• SpaceX Launched Two Astronauts—Changing Spaceflight Forever

    Behnken and Hurley arrive at the pad and emerge from the Tesla’s gull-wing doors in matching white SpaceX flight suits. After stopping to make a last phone call to their families using a phone in the launchpad tower—a NASA preflight tradition—they climb into the Dragon.

    T-2:00

    Now strapped in, Behnken and Hurley are spending nearly two hours checking out the capsule’s system. Abort system armed? Check. No leaks in the spacesuits? Check. Communication with mission control? Check. Once the initial system check is complete, a small SpaceX pad crew dressed head to toe in black seals the hatch on the capsule and verifies that the pressure holds.

    T-1:00

    A few miles from the pad, Air Force One touches down on the old shuttle landing strip, carrying President Donald Trump and First Lady Melania Trump. Trump’s administration has made human spaceflight a cornerstone of its extraterrestrial policies. Shortly after taking

  • This is virtual therapy’s moment. Can it last?

    I open Instagram for the only glimpse I have of my friends in the outside world. As I scroll, ad after ad assures me that support for loneliness is just a click away.

    As much of the country shelters in place due to the global pandemic, virtual therapy is having a moment. The inability to visit a therapist in person, paired with the anxiety and isolation caused by mandatory social distancing, seems to have created a perfect storm for therapy apps to provide an umbrella.

    There’s a wide variety of options: Some services connect you to an actual human therapist via video chat, some walk you through self-help exercises to do on your own, while others are either a hybrid of those two approaches or meet somewhere in the middle. Over the last few months, companies across the virtual therapy spectrum have not only seen existing users checking in for

  • Watch NASA astronauts fly SpaceX’s Crew Dragon using touchscreens

    Nearly two hours after NASA astronauts Bob Behnken and Doug Hurley became the first astronauts launched to space on a privately-owned rocket, they also became the first to pilot a spaceship using only touchscreen controls.

    SpaceX’s Crew Dragon eschews the famous maze of manual controls and switches found on retired spacecraft like the Space Shuttle or the Apollo command modules. Instead, Crew Dragon pilots have just three large touchscreen panels in front of them and a few spare buttons below. So during the few times that they have to manually control the spacecraft, they do so using a video game-style interface on those screens.
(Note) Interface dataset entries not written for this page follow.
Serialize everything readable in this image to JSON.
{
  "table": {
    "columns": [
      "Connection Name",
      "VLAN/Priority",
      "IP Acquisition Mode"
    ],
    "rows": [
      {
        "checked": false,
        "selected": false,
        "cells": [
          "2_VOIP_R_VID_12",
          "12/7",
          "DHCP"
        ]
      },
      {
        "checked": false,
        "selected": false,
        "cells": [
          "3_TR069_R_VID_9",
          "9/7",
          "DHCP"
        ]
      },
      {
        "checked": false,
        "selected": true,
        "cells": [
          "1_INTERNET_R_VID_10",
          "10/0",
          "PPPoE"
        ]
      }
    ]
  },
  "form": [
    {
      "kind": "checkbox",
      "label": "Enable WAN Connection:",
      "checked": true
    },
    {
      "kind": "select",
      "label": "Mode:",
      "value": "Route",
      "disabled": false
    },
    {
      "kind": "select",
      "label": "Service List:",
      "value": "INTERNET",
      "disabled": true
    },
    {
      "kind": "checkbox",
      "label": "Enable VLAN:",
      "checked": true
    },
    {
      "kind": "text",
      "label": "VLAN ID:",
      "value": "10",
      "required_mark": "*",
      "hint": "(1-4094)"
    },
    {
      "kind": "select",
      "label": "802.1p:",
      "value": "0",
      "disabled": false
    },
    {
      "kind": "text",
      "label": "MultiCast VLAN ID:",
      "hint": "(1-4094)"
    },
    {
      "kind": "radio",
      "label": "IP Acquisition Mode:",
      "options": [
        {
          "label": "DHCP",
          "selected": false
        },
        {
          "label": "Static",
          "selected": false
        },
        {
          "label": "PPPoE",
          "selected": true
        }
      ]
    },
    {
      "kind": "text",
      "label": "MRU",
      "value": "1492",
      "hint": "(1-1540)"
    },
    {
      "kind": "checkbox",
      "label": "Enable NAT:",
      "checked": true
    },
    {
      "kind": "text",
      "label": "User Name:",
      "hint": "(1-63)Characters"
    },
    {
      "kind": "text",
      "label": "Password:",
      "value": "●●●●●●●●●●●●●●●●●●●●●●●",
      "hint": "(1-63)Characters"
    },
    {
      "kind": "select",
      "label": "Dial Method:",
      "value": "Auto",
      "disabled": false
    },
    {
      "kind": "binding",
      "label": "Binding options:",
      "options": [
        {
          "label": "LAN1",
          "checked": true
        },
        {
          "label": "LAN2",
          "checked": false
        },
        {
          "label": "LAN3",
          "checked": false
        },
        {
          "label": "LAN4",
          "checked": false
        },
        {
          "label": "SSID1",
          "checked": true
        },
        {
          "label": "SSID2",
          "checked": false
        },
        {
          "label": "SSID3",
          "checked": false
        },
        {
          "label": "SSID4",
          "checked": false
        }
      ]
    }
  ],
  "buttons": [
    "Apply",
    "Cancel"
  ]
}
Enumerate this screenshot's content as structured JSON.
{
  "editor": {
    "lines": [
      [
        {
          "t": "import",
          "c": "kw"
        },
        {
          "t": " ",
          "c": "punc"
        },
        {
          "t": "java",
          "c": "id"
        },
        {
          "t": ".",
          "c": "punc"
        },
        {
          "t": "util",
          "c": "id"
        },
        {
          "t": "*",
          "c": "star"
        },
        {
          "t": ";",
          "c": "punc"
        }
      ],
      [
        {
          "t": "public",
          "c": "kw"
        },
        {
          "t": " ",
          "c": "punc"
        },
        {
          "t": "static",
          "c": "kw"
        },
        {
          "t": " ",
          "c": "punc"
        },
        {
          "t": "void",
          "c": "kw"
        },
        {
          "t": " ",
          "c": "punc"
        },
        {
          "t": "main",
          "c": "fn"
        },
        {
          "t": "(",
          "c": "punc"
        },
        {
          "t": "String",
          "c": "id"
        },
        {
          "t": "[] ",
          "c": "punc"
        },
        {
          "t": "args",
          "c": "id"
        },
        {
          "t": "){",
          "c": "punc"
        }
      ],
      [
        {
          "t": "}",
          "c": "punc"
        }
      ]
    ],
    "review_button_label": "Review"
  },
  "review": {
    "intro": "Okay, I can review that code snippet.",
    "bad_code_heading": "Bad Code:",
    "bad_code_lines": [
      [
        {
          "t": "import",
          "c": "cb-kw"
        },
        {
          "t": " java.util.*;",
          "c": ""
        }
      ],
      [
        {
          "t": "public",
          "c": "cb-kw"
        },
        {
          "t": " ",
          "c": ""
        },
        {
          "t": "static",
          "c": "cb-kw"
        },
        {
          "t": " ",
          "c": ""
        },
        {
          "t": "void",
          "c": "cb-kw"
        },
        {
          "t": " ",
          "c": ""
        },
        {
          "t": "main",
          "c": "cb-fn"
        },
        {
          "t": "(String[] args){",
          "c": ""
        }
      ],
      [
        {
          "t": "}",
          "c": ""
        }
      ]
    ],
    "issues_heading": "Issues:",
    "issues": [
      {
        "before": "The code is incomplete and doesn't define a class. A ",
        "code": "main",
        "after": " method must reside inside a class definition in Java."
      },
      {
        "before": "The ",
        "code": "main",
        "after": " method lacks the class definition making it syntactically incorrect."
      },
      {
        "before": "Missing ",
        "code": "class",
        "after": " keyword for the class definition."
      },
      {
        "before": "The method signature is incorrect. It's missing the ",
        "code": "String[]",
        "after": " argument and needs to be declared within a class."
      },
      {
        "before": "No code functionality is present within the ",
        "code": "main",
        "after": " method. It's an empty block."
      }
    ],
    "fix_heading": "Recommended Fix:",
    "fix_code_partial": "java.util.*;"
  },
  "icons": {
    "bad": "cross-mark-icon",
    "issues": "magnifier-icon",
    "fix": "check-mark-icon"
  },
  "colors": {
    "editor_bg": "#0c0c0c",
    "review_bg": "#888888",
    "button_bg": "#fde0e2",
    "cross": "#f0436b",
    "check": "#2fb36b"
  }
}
    Behnken and Hurley got to take that interface for a brief test ride Saturday afternoon when SpaceX had them manually operate the Crew Dragon to make sure everything was working.